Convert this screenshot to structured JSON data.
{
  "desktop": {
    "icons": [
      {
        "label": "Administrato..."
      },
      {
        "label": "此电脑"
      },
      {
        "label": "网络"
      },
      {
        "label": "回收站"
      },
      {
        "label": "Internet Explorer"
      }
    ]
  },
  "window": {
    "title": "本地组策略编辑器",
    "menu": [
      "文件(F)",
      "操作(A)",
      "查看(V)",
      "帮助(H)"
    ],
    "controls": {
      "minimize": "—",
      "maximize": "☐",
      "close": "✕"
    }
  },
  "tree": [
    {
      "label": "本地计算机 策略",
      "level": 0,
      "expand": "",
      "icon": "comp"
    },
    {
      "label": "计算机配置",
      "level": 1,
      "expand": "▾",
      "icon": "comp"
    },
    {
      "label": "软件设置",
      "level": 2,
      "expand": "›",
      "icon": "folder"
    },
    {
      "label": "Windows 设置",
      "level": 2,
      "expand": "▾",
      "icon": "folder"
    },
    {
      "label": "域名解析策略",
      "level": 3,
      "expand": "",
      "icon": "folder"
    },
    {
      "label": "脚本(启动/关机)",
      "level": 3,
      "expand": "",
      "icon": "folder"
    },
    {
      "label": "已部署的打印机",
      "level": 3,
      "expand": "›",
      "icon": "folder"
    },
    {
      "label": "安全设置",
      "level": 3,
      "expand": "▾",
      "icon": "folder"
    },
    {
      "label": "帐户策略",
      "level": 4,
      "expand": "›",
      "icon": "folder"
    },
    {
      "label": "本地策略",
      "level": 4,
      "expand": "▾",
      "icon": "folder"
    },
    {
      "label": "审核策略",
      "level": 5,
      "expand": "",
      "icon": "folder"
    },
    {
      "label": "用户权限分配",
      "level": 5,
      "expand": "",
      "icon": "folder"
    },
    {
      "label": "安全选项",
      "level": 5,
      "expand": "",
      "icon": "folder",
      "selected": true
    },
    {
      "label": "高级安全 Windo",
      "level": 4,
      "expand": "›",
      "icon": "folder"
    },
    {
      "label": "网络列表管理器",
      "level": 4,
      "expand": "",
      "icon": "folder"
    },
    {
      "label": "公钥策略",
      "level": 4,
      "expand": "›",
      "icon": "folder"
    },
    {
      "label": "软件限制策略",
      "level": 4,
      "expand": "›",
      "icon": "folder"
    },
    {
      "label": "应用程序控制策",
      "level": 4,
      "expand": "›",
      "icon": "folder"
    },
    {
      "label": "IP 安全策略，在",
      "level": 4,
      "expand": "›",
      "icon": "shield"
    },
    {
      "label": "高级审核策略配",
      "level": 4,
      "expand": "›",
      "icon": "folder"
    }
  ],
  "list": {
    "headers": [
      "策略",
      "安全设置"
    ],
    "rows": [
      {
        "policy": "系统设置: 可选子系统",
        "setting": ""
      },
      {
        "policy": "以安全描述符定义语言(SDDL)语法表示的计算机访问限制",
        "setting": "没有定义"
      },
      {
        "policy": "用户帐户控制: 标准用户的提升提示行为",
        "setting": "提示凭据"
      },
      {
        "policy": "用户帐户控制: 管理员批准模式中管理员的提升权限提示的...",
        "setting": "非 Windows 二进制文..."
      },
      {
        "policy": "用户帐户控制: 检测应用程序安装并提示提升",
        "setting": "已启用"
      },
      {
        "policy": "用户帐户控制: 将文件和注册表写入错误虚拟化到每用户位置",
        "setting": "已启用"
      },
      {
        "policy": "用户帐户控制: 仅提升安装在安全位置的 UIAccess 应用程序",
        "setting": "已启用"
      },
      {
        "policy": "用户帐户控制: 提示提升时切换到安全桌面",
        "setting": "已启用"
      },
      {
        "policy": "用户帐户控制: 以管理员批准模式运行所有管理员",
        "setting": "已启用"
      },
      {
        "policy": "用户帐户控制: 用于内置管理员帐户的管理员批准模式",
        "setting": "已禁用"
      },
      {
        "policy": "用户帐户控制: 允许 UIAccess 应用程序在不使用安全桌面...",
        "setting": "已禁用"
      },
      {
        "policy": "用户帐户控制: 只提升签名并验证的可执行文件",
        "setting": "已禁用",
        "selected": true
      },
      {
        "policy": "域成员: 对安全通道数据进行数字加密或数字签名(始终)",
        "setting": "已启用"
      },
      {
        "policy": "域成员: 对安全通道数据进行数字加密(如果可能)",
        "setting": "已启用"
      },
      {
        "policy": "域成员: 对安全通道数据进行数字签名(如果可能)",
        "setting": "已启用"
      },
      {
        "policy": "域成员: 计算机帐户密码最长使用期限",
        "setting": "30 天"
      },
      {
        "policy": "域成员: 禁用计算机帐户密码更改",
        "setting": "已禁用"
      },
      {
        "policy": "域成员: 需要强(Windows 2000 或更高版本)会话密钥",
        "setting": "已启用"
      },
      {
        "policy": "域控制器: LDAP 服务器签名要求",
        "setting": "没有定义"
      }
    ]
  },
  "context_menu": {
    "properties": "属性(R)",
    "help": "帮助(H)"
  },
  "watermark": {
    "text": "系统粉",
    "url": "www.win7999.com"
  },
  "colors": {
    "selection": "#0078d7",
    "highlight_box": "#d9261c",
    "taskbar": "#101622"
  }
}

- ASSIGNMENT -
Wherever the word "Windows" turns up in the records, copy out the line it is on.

- REPLY -
      "label": "Windows 设置",
        "setting": "非 Windows 二进制文..."
        "policy": "域成员: 需要强(Windows 2000 或更高版本)会话密钥",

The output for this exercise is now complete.